CSG Produced Water

In Queensland, the majority of the treated CSG water is re-used for crop irrigation, livestock watering, industrial manufacturing or dust suppression

Coal seam gas (CSG) production

Coal seam gas (CSG) production requires the extraction of significant quantities of groundwater in order to lower the pressure in the coal seam sufficiently to allow the gas to flow up the gas well to the surface.

The CSG water extracted from the coal seam, also known as “produced water” or “associated water”, is often salty.

Under Queensland's Waste Reduction and Recycling Act 2011, CSG companies are required to identify beneficial uses for this produced water including treating the water for other uses such as irrigation, town water supplies, environmental flows and aquifer recharging.

This regulatory requirement under Queensland's Waste Reduction and Recycling Act 2011 has helped to drive further research into the beneficial use of CSG water in Queensland.

Office of Groundwater Impact Assessment (OGIA)

The volume of water produced from CSG production varies over time and depends on the hydrogeology of the region. In 2016, OGIA reported that the rate of CSG water extraction is less than initially expected due to the nature of the coal being encountered. The rate of extraction is currently 65,000 megalitres per year. This is likely to peak at about 110,000 megalitres per year in the next few years.

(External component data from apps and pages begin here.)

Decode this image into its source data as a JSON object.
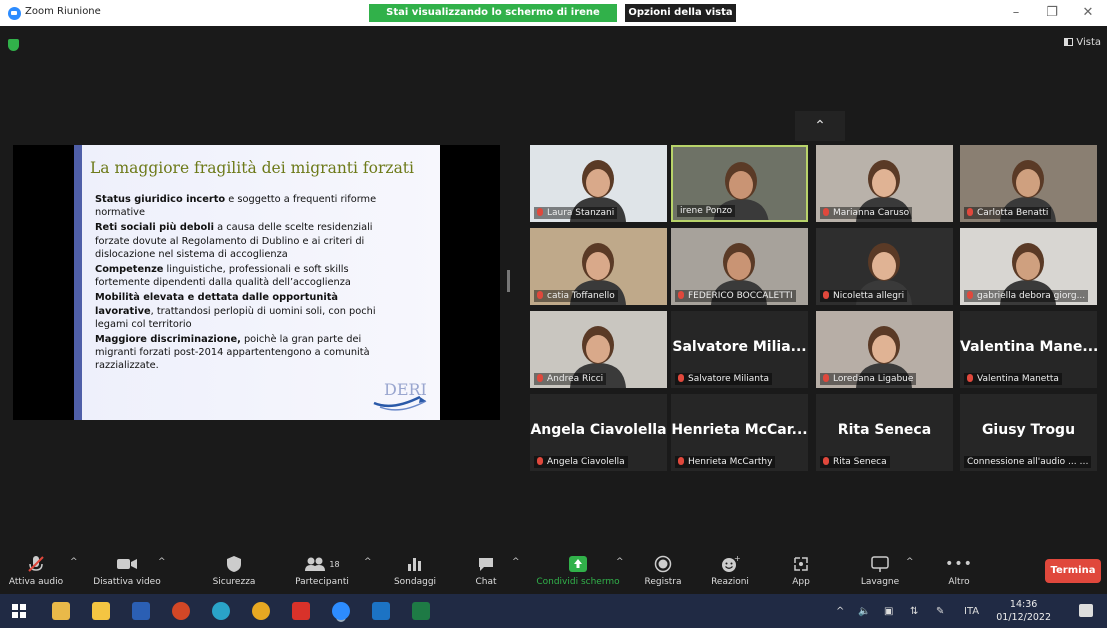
{
  "window": {
    "title": "Zoom Riunione",
    "share_banner": "Stai visualizzando lo schermo di irene Ponzo",
    "view_options": "Opzioni della vista ⌄",
    "view_label": "Vista"
  },
  "slide": {
    "title": "La maggiore fragilità dei migranti forzati",
    "bullets": [
      {
        "bold": "Status giuridico incerto",
        "rest": " e soggetto a frequenti riforme normative"
      },
      {
        "bold": "Reti sociali più deboli",
        "rest": " a causa delle scelte residenziali forzate dovute al Regolamento di Dublino e ai criteri di dislocazione nel sistema di accoglienza"
      },
      {
        "bold": "Competenze",
        "rest": " linguistiche, professionali e soft skills fortemente dipendenti dalla qualità dell’accoglienza"
      },
      {
        "bold": "Mobilità elevata e dettata dalle opportunità lavorative",
        "rest": ", trattandosi perlopiù di uomini soli, con pochi legami col territorio"
      },
      {
        "bold": "Maggiore discriminazione,",
        "rest": " poichè  la gran parte dei migranti forzati post-2014 appartentengono a comunità razzializzate."
      }
    ],
    "logo_text": "DERI"
  },
  "participants": [
    {
      "name": "Laura Stanzani",
      "muted": true,
      "video": true
    },
    {
      "name": "irene Ponzo",
      "muted": false,
      "video": true,
      "active": true
    },
    {
      "name": "Marianna Caruso",
      "muted": true,
      "video": true
    },
    {
      "name": "Carlotta Benatti",
      "muted": true,
      "video": true
    },
    {
      "name": "catia Toffanello",
      "muted": true,
      "video": true
    },
    {
      "name": "FEDERICO BOCCALETTI",
      "muted": true,
      "video": true
    },
    {
      "name": "Nicoletta allegri",
      "muted": true,
      "video": true
    },
    {
      "name": "gabriella debora giorg...",
      "muted": true,
      "video": true
    },
    {
      "name": "Andrea Ricci",
      "muted": true,
      "video": true
    },
    {
      "name": "Salvatore Milianta",
      "display": "Salvatore Milia...",
      "muted": true,
      "video": false
    },
    {
      "name": "Loredana Ligabue",
      "muted": true,
      "video": true
    },
    {
      "name": "Valentina Manetta",
      "display": "Valentina  Mane...",
      "muted": true,
      "video": false
    },
    {
      "name": "Angela Ciavolella",
      "display": "Angela Ciavolella",
      "muted": true,
      "video": false
    },
    {
      "name": "Henrieta McCarthy",
      "display": "Henrieta  McCar...",
      "muted": true,
      "video": false
    },
    {
      "name": "Rita Seneca",
      "display": "Rita Seneca",
      "muted": true,
      "video": false
    },
    {
      "name": "Connessione all'audio ... …",
      "display": "Giusy Trogu",
      "muted": false,
      "video": false
    }
  ],
  "toolbar": {
    "audio": "Attiva audio",
    "video": "Disattiva video",
    "security": "Sicurezza",
    "participants": "Partecipanti",
    "participants_count": "18",
    "polls": "Sondaggi",
    "chat": "Chat",
    "share": "Condividi schermo",
    "record": "Registra",
    "reactions": "Reazioni",
    "apps": "App",
    "whiteboards": "Lavagne",
    "more": "Altro",
    "end": "Termina"
  },
  "taskbar": {
    "language": "ITA",
    "time": "14:36",
    "date": "01/12/2022"
  },
  "colors": {
    "share_banner": "#31b14a",
    "end_button": "#e0483c",
    "active_speaker": "#b8d36a",
    "slide_title": "#6d7a19",
    "slide_stripe": "#4f5fa8"
  }
}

Queensland Department of Natural Resources, Mines and Energy (DNRME)

The DNRME coal seam gas water feasibility study examined the opportunities and risks of using coal seam gas (CSG) water in the Queensland Murray-Darling Basin (QMDB). Completed in 2013, the study provided valuable data about:

  • likely volumes of production and reliability of CSG water supply and demand in the QMDB and surrounding regions in the next few decades
  • potential impacts to surface and groundwater systems from CSG water production and disposal
  • potential options for using CSG water in the QMDB. Aquifer injection and supply for new or existing irrigation schemes were shown to be the most feasible, because they provide the greatest economic and environmental benefits.

Gas Industry Social and Environmental Research Alliance (GISERA)

GISERA conducted research into the geochemical response to the reinjection of CSG water.

Reports and publications

  • Klohn Crippen Berger. (2011). Healthy HeadWaters Coal Seam Gas Water Feasibility Study, Injection of coal seam gas water into the Central Condamine Alluvium: Technical feasibility assessment. Final Report. Brisbane, Australia: Queensland Government (formerly) Department of Natural Resources and Mines.
  • KBR. (2012). Healthy HeadWaters Coal Seam Gas Water Feasibility Study, Proposals for using coal seam gas water in the Central Condamine Alluvium. Final Reports. Brisbane, Australia: Queensland Government (formerly) Department of Natural Resources and Mines.
  • Queensland (formerly) Department of Science, Information Technology, Innovation and the Arts. (2013). Healthy HeadWaters Coal Seam Gas Water Feasibility Study, Proposals for coal seam gas water use in the QMDB. Final Reports. Brisbane, Australia: Queensland Government (formerly) Department of Natural Resources and Mines.
  • Jakubowski, R., Haws, N., Ellerbroek, D., Murtagh, J., & Macfarlane, D. (2013). Development of a management tool to support the beneficial use of treated coal seam gas water for irrigation in eastern Australia. Mine Water and the Environment, 1-13. doi: 10.1007/s10230-013-0246-4
  • Hamawand, I., Yusaf, T., & Hamawand, S. (2013). Coal seam gas and associated water: a review paper. Renewable and Sustainable Energy Reviews, 22, 550-560. doi: 10.1016/j.rser.2013.02.030
  • Nghiem, L. D., Ren, T., Aziz, N., Porter, I., & Regmi, G. (2011). Treatment of coal seam gas produced water for beneficial use in Australia: A review of best practices, Desalination and Water Treatment, 32, 316-323.
  • Aravinthan, V., & Harrington, D. (2014). Coal seam gas water as a medium to grow Dunalliella tertiolecta microalgae for lipid extraction. Desalination and Water Treatment, 52, 947-958. doi:10.1080/19443994.2013.827295